■ WHAT YOU ARE ASKED TO DO: Your result will be the set of lines with "would", copied from the material below.

------------------------------------------------------------

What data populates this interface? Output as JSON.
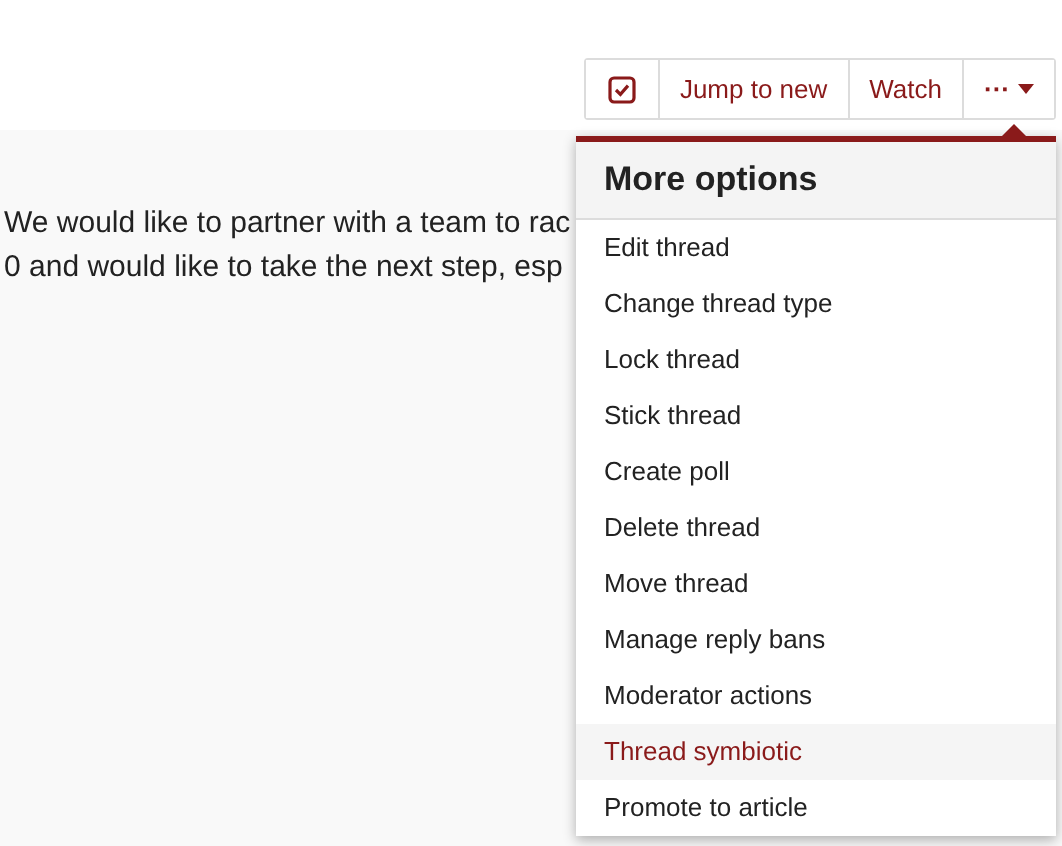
{
  "toolbar": {
    "buttons": [
      {
        "kind": "check",
        "checked": true
      },
      {
        "kind": "text",
        "label": "Jump to new"
      },
      {
        "kind": "text",
        "label": "Watch"
      },
      {
        "kind": "more",
        "label": "···"
      }
    ]
  },
  "post": {
    "lines": [
      "We would like to partner with a team to rac",
      "0 and would like to take the next step, esp"
    ]
  },
  "menu": {
    "title": "More options",
    "items": [
      {
        "label": "Edit thread",
        "highlighted": false
      },
      {
        "label": "Change thread type",
        "highlighted": false
      },
      {
        "label": "Lock thread",
        "highlighted": false
      },
      {
        "label": "Stick thread",
        "highlighted": false
      },
      {
        "label": "Create poll",
        "highlighted": false
      },
      {
        "label": "Delete thread",
        "highlighted": false
      },
      {
        "label": "Move thread",
        "highlighted": false
      },
      {
        "label": "Manage reply bans",
        "highlighted": false
      },
      {
        "label": "Moderator actions",
        "highlighted": false
      },
      {
        "label": "Thread symbiotic",
        "highlighted": true
      },
      {
        "label": "Promote to article",
        "highlighted": false
      }
    ]
  }
}
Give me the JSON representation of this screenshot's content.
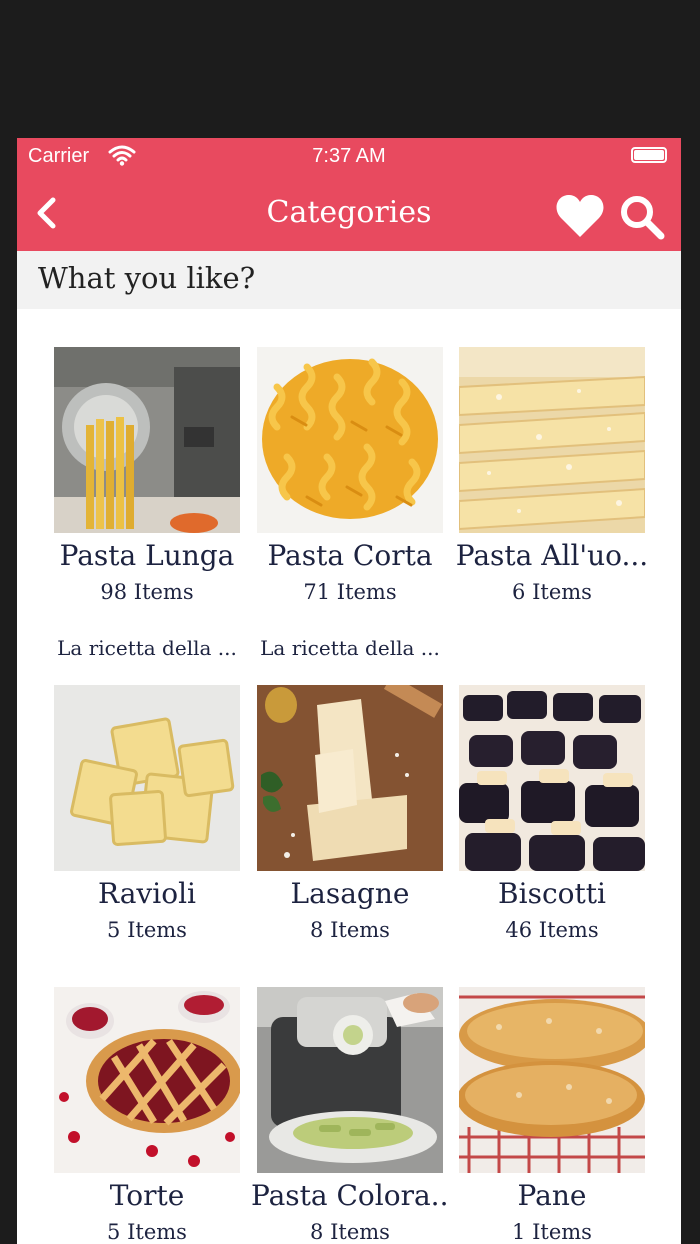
{
  "status_bar": {
    "carrier": "Carrier",
    "time": "7:37 AM"
  },
  "nav": {
    "title": "Categories"
  },
  "subheader": {
    "text": "What you like?"
  },
  "categories": [
    {
      "title": "Pasta Lunga",
      "count": "98 Items",
      "description": "La ricetta della ..."
    },
    {
      "title": "Pasta Corta",
      "count": "71 Items",
      "description": "La ricetta della ..."
    },
    {
      "title": "Pasta All'uo...",
      "count": "6 Items",
      "description": ""
    },
    {
      "title": "Ravioli",
      "count": "5 Items",
      "description": ""
    },
    {
      "title": "Lasagne",
      "count": "8 Items",
      "description": ""
    },
    {
      "title": "Biscotti",
      "count": "46 Items",
      "description": ""
    },
    {
      "title": "Torte",
      "count": "5 Items",
      "description": ""
    },
    {
      "title": "Pasta Colora...",
      "count": "8 Items",
      "description": ""
    },
    {
      "title": "Pane",
      "count": "1 Items",
      "description": ""
    }
  ],
  "colors": {
    "accent": "#e84a5f",
    "text": "#1d2340",
    "subheader_bg": "#f2f2f2"
  },
  "icons": [
    "wifi-icon",
    "battery-icon",
    "back-icon",
    "heart-icon",
    "search-icon"
  ]
}
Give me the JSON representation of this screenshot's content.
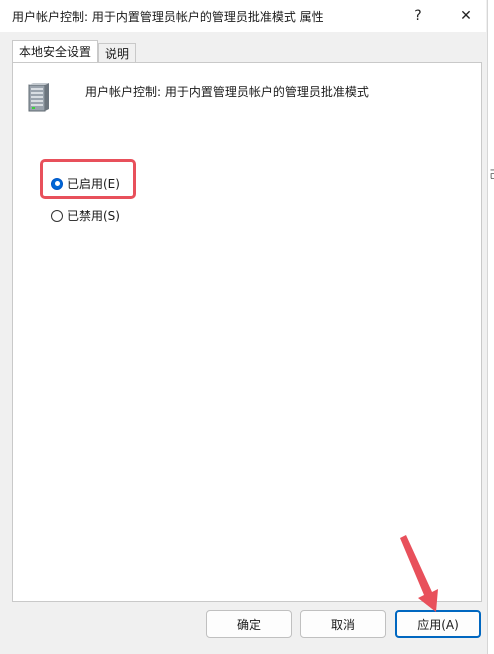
{
  "window": {
    "title": "用户帐户控制: 用于内置管理员帐户的管理员批准模式 属性",
    "help_glyph": "?",
    "close_glyph": "✕"
  },
  "tabs": [
    {
      "label": "本地安全设置",
      "active": true
    },
    {
      "label": "说明",
      "active": false
    }
  ],
  "policy": {
    "icon": "server-computer-icon",
    "name": "用户帐户控制: 用于内置管理员帐户的管理员批准模式"
  },
  "options": {
    "enabled_label": "已启用(E)",
    "disabled_label": "已禁用(S)",
    "selected": "enabled"
  },
  "buttons": {
    "ok": "确定",
    "cancel": "取消",
    "apply": "应用(A)"
  },
  "behind_window_fragment": "己",
  "annotation_color": "#e8505b",
  "accent": "#0067c0"
}
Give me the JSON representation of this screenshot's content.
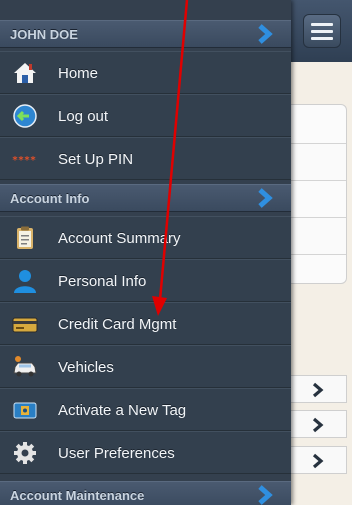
{
  "drawer": {
    "user_header": "JOHN DOE",
    "items_top": [
      {
        "label": "Home",
        "icon": "home-icon"
      },
      {
        "label": "Log out",
        "icon": "logout-icon"
      },
      {
        "label": "Set Up PIN",
        "icon": "pin-icon"
      }
    ],
    "section_account_info": "Account Info",
    "items_account": [
      {
        "label": "Account Summary",
        "icon": "clipboard-icon"
      },
      {
        "label": "Personal Info",
        "icon": "person-icon"
      },
      {
        "label": "Credit Card Mgmt",
        "icon": "credit-card-icon"
      },
      {
        "label": "Vehicles",
        "icon": "vehicles-icon"
      },
      {
        "label": "Activate a New Tag",
        "icon": "tag-icon"
      },
      {
        "label": "User Preferences",
        "icon": "gear-icon"
      }
    ],
    "section_account_maintenance": "Account Maintenance"
  },
  "colors": {
    "drawer_bg": "#34404e",
    "section_bg": "#44546a",
    "chevron_blue": "#2f8fe0",
    "annotation_red": "#e00000"
  }
}
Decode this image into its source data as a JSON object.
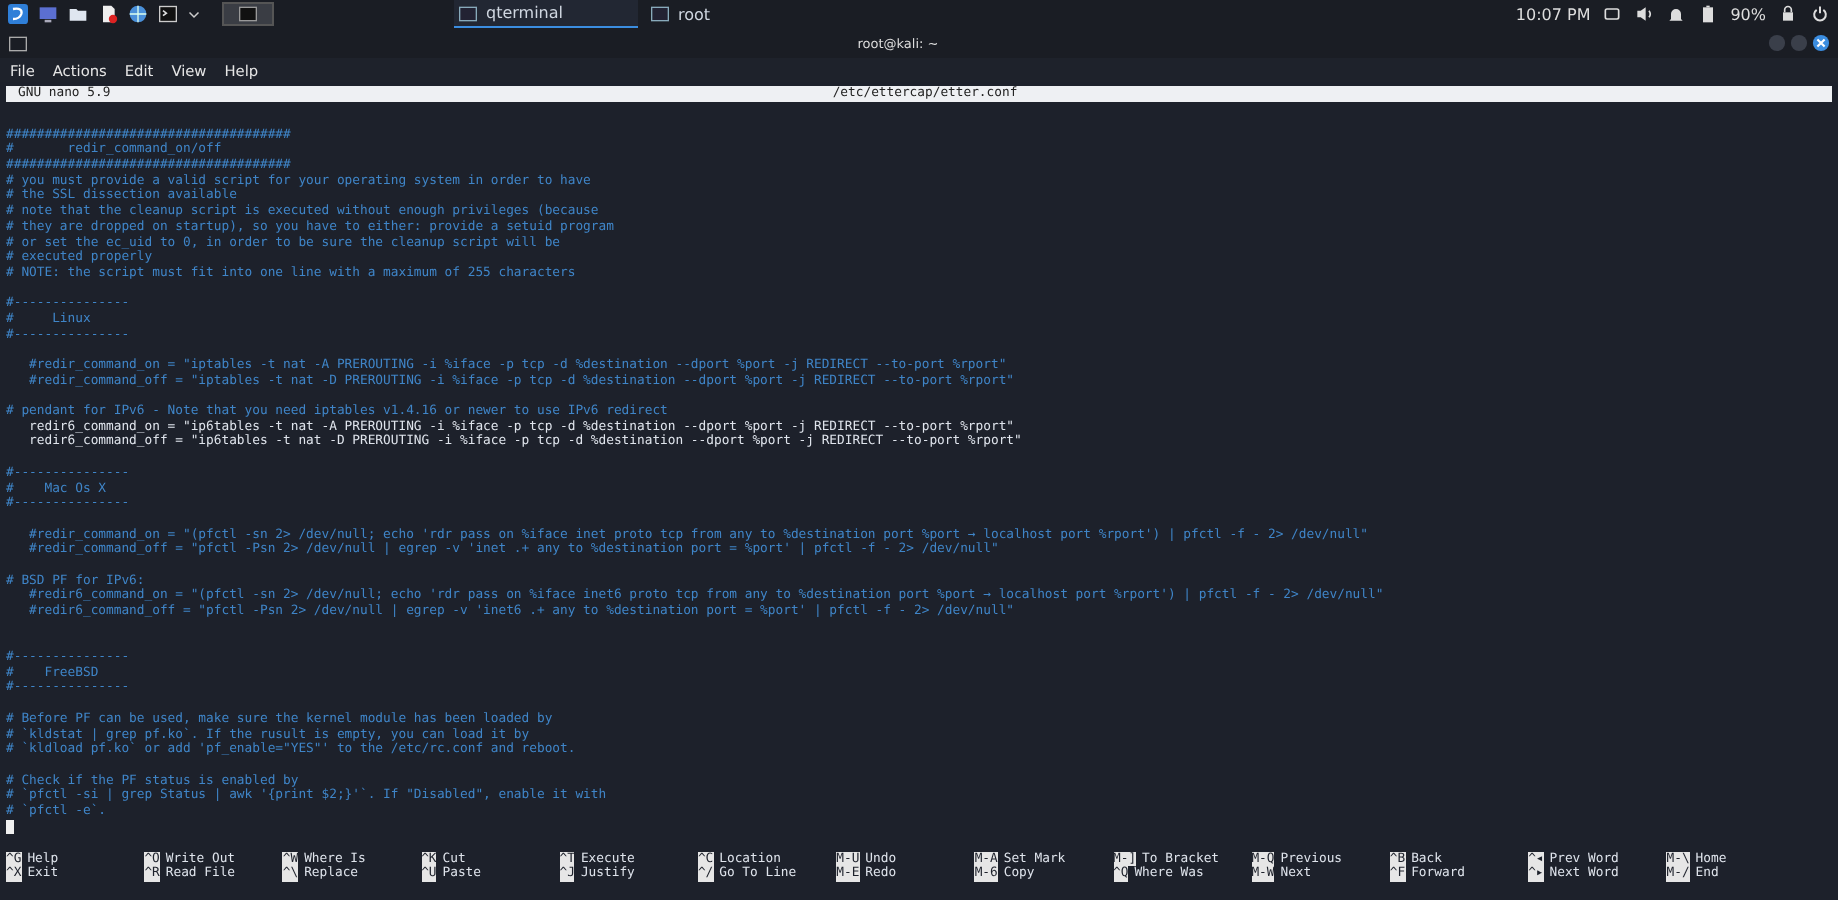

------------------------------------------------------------

■ TASK ANSWER:
      "We would like to partner with a team to rac",
      "0 and would like to take the next step, esp"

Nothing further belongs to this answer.